The reason for our rush happens when we reach a gated community (in which we slip in after Chaturatma quite clandestinely). We had been told this was to be a hush-hush operatin of zipping in and zipping out of a certain apartment.

We're all cool with parking and waiting for Maharaj to go in and come out, (Besides, if I don't move my tingling legs I swear they're going to run away) but we’re ushered over to dash upstairs with Maharaj, and as we climb to the apartment, we dog on Chaturatma for driving us nuts on the road (no pun intended).

Maharaj just chuckles.

Saturday, June 2, 2007

From Metal to Spirit...

I step into the templeroom, immediately enveloped by fragrant smoke from the fire sacrifice.
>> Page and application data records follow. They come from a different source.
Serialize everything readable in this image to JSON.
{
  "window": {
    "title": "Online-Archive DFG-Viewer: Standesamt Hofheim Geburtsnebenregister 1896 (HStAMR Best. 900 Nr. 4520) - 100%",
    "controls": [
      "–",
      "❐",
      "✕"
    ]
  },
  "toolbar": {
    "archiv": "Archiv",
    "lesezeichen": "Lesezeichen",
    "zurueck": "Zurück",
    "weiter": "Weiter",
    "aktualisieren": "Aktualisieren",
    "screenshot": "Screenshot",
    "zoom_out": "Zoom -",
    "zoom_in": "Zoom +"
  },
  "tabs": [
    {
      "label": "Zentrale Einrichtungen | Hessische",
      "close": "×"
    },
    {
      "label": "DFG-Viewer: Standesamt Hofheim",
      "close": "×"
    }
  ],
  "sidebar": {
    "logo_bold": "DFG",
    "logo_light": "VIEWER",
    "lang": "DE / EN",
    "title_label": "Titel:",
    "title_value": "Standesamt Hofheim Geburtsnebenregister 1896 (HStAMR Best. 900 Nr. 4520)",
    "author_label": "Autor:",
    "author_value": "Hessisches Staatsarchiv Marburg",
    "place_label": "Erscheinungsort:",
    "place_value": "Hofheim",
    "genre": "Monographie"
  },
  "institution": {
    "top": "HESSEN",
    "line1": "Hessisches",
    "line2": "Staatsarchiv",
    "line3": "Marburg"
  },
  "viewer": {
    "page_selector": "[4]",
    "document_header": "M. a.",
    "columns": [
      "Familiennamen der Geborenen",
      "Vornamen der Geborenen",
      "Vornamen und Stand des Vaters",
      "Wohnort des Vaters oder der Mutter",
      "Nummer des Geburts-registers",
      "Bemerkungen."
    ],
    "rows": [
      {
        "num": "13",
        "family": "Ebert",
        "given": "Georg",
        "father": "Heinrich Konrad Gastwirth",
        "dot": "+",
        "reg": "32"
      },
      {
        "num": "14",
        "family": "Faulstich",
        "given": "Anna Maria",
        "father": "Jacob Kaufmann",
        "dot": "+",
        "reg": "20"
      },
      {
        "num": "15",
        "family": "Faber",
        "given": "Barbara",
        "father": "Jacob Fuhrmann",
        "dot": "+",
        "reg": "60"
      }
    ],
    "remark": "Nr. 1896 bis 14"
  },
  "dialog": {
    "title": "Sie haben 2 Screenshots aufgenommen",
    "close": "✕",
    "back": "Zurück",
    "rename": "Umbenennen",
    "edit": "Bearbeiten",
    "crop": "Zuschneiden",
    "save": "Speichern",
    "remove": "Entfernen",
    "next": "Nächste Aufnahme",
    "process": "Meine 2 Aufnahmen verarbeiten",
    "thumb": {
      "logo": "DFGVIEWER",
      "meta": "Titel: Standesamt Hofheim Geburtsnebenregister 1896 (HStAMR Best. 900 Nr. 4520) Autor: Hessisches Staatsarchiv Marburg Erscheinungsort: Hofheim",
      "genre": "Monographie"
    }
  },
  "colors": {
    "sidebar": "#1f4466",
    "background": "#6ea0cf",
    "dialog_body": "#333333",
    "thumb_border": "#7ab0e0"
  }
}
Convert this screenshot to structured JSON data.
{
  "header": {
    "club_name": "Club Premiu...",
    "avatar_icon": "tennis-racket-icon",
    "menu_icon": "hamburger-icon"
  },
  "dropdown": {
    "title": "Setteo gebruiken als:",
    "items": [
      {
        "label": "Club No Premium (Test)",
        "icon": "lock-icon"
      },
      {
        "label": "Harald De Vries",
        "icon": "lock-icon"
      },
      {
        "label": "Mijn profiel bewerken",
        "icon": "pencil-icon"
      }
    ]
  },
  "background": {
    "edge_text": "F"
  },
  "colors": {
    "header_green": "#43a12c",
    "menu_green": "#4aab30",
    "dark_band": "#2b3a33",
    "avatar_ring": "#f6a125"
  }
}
And there They are: Chota Gaura Nitai. Lord Chaitanya and Lord Nityananda are dressed all in white, cloths covering Their eyes… but not Their smiles. The priest chants Vedic mantras while Kalindi sings an entrancing kirtan. I gaze at Gaura Nitai through the flames of the fire, captivated by Their forms.

Then Kalindi turns around to grin at me, her gorgeous eyes glinting. “You’re next,” she mouths. I laugh and scoot forward to join her. When I start another kirtan, I meditate on what’s going on, right now. Here I am, witnessing the instillation of these fascinating Deities. Thank you, Gaura Nitai, for allowing me to serve You.

Summer adventures have officially begun.

To write is to dare the soul. So write.